“The day Bob Mueller walked off that wit­ness stand, two things hap­pened,” Mr. Ba­quet said. “Our readers who want Don­ald Trump to go away sud­denly thought, ‘Holy s--t, Bob Mueller is not go­ing to do it.’ And Don­ald Trump got a lit­tle em­bold­ened po­lit­i­cally, I think. Be­cause, you know, for ob­vi­ous rea­sons. And I think that the story changed. A lot of the stuff we’re talk­ing about started to emerge like six or seven weeks ago. We’re a lit­tle tiny bit flat-footed. I mean, that’s what hap­pens when a story looks a cer­tain way for two years. Right?”

“Looks a cer­tain way”? But isn’t that what news­men do: find out all the facts and then re­port? They don’t just chase a story for two years be­cause it “looks a cer­tain way,” do they?

But then Mr. Ba­quet got to the real point: What to do next.

“I think that we’ve got to change,” he said, ad­ding that The Times’ new fo­cus will be to “write more deeply about the coun­try, race and other di­vi­sions.”

“I mean, the vi­sion for cov­er­age for the next two years is what I talked about ear­lier: How do we cover a guy who makes these kinds of re­marks?” he said. “How do we cover the world’s re­ac­tion to him? How do we do that while con­tin­u­ing to cover his poli­cies? How do we cover Amer­ica that’s be­come so di­vided by Don­ald Trump?

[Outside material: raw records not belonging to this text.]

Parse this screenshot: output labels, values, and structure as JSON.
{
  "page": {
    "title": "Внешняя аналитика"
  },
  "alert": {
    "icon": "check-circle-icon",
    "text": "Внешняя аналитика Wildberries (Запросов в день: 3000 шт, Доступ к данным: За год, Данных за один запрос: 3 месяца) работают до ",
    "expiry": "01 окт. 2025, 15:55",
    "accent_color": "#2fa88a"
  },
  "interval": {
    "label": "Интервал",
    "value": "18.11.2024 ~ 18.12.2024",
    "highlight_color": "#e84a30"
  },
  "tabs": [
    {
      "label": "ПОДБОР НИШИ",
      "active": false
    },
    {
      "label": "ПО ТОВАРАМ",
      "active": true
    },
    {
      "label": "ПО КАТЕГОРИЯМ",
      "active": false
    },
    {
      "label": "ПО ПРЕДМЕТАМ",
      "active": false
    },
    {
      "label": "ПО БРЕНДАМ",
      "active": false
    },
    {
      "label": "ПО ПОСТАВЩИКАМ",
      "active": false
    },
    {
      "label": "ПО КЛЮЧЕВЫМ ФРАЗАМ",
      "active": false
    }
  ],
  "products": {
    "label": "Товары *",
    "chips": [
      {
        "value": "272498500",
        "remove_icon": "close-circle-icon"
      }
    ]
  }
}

“How do we write about race in a thought­ful way, some­thing we haven’t done in a large way in a long time? That, to me, is the vi­sion for cov­er­age. You all are go­ing to have to help us shape that vi­sion. But I think that’s what we’re go­ing to have to do for the rest of the next two years,” he said.

And there you have it: The top edi­tor at the most re­spected news­pa­per in the coun­try de­clares that he and his ed­i­tors and re­porters plan to stoke so­cial dis­cord in or­der to oust a sit­ting pres­i­dent — right up to Election Day.

The “town hall” was called af­ter a fair and bal­anced edi­tor at The Times wrote a head­line cap­tur­ing Mr. Trump’s com­ments when two mass shoot­ings in one week­end shook the na­tion: “Trump urges unity vs. racism.” Af­ter out­rage from prom­i­nent lib­er­als and some staffers, the pa­per changed its head­line to “As­sail­ing hate but not guns.”

Mr. Ba­quet told top ed­i­tors that the per­son who wrote the head­line is “sick” about it. “He feels ter­ri­ble,” he said. The top edi­tor re­it­er­ated that the head­line was a mis­take — “It was a f---ing mess,” he said.

So get ready for a lot of Times sto­ries about how Mr. Trump is a racist. Hey, it doesn’t have to be true — the Rus­sia col­lu­sion ca­nard wasn’t. But clearly, the once-great New York Times isn’t go­ing to let a pesky thing like facts get in the way of a good story. Joseph Curl covered the White House and pol­i­tics for a decade for The Wash­ing­ton Times. He can be reached at [email protected] and on Twit­ter @josephcurl.

Newspapers in English

Newspapers from USA

© PressReader. All rights reserved.